It also seems worth saying that a faulty theology of ‘sacred spaces’ is also at play. I am reminded of the comment by Daphne’s mother in Frasier when she insists on a church wedding for her daughter. Frasier suggests that it shouldn’t matter on the grounds that ‘Isn’t God everywhere?’ to which Mrs Moon replies, ‘No. He lives at the church’.
As I have previously commented here, God does not ‘live at the church’. Isaiah recgonises the point well enough when he said:
Thus says the LORD: “Heaven is my throne and the earth is my footstool; what is the house which you would build for me, and what is the place of my rest? All these things my hand has made, and so all these things are mine, says the LORD. But this is the man to whom I will look, he that is humble and contrite in spirit, and trembles at my word.” (Isaiah 66:1)
Solomon, when he eventually built the temple, made a similar point (cf. 1 Kings 8:27).
The fact is that God is, indeed, everywhere. However, scripture is clear that God’s covenant presence was in the Old Testament tabernacle/temple. It is also widely agreed that, in the body of Jesus Christ, God’s presence uniquely dwelt. Jesus himself became the true temple. Following Jesus’ glorification on the cross and the coming of the Spirit, all true believers now have God’s special covenant presence dwelling in their heart by the Holy Spirit. As Paul comments, ‘Do you not know that you are God’s temple and that God’s Spirit dwells in you?’ Christian people are now the temple of God.
As I previously commented here:
All of that is to say the building is of naught.

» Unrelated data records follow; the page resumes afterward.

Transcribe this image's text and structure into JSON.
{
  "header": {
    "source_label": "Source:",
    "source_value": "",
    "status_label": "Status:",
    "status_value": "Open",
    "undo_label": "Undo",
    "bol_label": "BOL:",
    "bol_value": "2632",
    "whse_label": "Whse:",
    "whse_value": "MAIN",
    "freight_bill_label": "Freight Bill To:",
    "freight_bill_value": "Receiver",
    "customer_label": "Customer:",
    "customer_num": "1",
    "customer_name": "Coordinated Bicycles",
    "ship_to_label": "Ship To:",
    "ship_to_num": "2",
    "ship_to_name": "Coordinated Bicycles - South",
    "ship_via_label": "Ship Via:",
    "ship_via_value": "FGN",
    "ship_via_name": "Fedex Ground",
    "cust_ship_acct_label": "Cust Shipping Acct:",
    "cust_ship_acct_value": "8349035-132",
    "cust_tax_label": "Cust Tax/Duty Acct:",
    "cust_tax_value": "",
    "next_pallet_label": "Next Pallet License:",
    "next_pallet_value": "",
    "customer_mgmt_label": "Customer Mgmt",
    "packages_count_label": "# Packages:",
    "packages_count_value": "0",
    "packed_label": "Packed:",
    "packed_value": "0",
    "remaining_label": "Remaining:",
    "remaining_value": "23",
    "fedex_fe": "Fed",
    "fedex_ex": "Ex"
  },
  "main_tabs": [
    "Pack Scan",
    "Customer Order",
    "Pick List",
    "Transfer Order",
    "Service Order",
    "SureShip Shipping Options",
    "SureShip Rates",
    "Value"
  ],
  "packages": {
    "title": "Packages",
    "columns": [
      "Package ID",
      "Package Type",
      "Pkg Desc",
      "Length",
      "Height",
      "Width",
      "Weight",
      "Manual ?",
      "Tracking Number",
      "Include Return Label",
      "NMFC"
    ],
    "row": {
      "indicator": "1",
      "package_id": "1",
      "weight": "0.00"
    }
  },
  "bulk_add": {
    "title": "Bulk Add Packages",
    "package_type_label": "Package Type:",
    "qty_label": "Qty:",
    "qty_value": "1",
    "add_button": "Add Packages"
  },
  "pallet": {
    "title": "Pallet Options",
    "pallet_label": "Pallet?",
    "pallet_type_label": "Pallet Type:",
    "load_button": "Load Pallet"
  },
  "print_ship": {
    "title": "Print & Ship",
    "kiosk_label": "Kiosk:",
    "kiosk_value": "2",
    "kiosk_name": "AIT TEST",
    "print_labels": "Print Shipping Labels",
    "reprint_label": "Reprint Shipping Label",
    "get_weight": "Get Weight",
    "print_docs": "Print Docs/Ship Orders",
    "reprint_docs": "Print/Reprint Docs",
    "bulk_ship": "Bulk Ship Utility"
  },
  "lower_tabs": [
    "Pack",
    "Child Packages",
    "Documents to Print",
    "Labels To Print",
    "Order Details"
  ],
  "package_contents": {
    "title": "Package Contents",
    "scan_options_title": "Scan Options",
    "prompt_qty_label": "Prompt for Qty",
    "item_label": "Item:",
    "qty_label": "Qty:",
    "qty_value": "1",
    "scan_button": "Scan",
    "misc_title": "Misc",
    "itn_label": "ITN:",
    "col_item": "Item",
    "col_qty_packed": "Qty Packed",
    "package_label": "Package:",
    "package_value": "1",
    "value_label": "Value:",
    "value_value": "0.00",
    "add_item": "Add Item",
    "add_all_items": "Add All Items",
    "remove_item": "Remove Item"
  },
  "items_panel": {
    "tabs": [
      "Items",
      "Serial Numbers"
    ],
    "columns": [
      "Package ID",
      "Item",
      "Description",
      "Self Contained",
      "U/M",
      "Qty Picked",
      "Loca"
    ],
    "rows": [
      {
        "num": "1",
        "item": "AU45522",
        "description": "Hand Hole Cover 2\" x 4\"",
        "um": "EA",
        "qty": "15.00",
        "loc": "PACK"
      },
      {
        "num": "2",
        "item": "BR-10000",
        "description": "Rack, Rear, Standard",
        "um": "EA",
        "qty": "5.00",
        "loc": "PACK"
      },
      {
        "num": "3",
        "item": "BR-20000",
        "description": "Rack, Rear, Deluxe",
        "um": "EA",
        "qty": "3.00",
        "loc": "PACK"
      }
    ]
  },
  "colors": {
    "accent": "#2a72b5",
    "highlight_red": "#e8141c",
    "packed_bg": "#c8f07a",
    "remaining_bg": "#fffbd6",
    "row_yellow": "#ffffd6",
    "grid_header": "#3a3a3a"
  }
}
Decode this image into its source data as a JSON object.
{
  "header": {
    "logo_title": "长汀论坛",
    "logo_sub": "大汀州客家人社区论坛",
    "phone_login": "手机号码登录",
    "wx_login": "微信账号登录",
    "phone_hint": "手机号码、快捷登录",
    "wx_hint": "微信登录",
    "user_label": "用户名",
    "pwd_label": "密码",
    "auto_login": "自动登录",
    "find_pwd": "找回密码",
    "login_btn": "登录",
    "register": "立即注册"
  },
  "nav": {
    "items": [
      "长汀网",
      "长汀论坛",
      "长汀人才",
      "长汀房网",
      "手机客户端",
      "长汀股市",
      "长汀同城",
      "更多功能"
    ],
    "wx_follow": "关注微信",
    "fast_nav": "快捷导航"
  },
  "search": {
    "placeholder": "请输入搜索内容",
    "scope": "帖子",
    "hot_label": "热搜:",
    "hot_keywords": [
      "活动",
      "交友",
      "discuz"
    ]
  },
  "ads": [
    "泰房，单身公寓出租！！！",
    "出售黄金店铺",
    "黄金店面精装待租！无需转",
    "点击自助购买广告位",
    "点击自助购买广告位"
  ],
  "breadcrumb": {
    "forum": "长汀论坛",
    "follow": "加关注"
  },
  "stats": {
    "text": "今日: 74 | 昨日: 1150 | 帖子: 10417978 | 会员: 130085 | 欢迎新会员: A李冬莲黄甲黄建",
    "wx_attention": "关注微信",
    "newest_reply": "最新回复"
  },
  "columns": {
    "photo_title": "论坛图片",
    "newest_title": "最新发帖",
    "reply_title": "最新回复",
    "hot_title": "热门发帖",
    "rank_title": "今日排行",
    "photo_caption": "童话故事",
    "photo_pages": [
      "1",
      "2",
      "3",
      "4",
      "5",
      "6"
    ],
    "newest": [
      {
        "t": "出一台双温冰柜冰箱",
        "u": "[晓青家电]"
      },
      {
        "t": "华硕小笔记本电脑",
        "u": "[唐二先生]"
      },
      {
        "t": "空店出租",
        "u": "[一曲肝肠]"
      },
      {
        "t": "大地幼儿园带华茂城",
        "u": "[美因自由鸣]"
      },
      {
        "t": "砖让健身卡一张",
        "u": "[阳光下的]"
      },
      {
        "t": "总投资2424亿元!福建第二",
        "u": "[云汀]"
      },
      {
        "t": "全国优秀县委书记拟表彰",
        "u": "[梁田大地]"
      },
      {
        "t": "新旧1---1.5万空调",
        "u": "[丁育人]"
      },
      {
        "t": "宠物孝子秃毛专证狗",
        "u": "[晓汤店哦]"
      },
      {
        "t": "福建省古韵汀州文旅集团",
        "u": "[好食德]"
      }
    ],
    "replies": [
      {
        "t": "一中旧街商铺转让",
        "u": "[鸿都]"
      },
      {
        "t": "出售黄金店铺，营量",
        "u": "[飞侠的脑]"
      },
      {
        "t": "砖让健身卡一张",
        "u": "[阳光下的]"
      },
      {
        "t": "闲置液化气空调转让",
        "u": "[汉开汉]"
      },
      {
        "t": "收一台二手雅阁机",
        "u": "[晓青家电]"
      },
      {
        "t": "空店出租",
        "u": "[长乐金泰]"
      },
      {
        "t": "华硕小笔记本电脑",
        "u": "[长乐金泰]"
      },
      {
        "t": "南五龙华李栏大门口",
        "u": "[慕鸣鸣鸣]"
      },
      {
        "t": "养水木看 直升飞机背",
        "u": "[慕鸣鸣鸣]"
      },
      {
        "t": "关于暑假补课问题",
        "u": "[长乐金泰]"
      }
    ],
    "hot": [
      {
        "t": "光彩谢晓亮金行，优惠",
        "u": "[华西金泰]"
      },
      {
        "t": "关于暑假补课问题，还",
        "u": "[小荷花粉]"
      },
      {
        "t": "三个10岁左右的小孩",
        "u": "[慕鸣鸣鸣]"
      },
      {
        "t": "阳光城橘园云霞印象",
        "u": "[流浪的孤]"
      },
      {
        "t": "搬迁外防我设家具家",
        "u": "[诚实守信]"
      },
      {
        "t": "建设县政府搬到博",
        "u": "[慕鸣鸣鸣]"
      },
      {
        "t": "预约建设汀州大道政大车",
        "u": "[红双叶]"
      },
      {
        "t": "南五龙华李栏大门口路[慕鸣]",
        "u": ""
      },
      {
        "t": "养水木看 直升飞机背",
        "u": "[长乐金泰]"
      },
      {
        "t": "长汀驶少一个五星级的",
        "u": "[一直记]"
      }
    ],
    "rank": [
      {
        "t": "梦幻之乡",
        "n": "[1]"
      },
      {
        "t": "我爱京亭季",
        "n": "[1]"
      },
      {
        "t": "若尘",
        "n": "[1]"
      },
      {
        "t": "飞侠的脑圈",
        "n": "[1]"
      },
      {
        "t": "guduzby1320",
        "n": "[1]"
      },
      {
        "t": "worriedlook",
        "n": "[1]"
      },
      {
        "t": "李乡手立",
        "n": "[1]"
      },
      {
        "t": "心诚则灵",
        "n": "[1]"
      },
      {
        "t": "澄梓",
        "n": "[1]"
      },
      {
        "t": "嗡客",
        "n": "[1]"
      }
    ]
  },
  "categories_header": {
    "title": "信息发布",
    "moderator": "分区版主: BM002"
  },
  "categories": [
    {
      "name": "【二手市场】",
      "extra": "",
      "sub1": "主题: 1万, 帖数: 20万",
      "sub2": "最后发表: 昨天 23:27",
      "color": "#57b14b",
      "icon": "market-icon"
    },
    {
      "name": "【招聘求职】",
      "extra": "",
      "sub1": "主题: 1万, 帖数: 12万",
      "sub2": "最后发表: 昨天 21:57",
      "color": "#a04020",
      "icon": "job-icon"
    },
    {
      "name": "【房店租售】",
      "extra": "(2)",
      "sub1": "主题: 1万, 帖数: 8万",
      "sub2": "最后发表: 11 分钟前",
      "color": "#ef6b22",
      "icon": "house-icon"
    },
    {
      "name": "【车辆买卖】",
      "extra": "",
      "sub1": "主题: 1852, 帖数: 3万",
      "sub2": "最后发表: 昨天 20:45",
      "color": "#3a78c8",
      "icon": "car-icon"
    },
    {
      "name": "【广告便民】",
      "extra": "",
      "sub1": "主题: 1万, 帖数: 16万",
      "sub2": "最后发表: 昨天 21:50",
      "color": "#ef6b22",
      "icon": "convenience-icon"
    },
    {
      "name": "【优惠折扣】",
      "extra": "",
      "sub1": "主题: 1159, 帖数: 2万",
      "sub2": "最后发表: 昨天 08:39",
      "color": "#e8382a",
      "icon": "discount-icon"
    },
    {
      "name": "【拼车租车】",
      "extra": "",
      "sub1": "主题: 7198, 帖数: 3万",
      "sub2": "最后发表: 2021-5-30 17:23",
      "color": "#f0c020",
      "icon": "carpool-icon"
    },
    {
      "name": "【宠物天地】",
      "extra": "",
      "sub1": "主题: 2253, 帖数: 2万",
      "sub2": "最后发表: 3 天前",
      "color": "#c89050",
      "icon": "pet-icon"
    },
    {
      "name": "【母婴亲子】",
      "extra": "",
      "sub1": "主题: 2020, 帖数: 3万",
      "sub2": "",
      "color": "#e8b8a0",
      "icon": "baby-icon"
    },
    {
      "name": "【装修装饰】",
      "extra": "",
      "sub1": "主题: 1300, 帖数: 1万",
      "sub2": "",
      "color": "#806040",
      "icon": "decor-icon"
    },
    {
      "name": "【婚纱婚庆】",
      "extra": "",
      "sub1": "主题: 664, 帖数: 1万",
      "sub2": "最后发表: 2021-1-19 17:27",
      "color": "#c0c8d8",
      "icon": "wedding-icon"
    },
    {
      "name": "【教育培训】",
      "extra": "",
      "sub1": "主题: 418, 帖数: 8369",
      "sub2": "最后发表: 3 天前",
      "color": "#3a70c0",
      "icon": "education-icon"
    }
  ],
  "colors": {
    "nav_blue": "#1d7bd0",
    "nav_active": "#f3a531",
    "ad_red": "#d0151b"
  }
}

There is nothing especially sacred about the space in which we meet. God does not “live at the church”. In fact, five minutes in any church that meets in rented accommodation quickly bursts any illusion that the pulpit stands on holy ground or the meeting hall represents hallowed ground (unless, of course, you think the school assemblies [and lunches] that happen there the rest of the week are sacred too).
God dwells among his people by virtue of the Spirit he has put into their hearts. He does not specially imbue the building with his presence but rather is present with his people by the Spirit dwelling in their hearts.
Taken together, it is difficult to understand the problem. If you invite tourists qua tourists into your church – and there is no reason to consider your church building any more sacred than any other building – why on earth would you be bothered about the taking of selfies?
I would be bemused if tourists decided to wander around our 1970s building. However, imagining that somewhere there is a group of 70s architectural enthusiasts, what would we make of them coming in? Certainly tourists are welcome in our church. However, we would not be welcoming them as tourists per se but as people wandering into a church. Do I think there is anything inherently problematic about them photographing the architecture for its own sense? Not really. Do I think it wrong to take photos in the church? We have photos on our website of the service and plenty of people take photos of the notices slide; it’s no problem.
So where is the disrespect? If it isn’t interrupting the worship of God for the believer, where is the problem? If it brings the unbeliever into the church to hear the word of God proclaimed, what precisely is the issue? It seems more hypocritical of the church to set itself up as a tourist trap and then decry the tourists it enticed for being tourists. Either don’t welcome them as tourists at all or praise God that some who would not hear the gospel have engaged at the expense of taking a selfie.
Whatever your view, let’s not claim it’s because the space is sacred. It isn’t.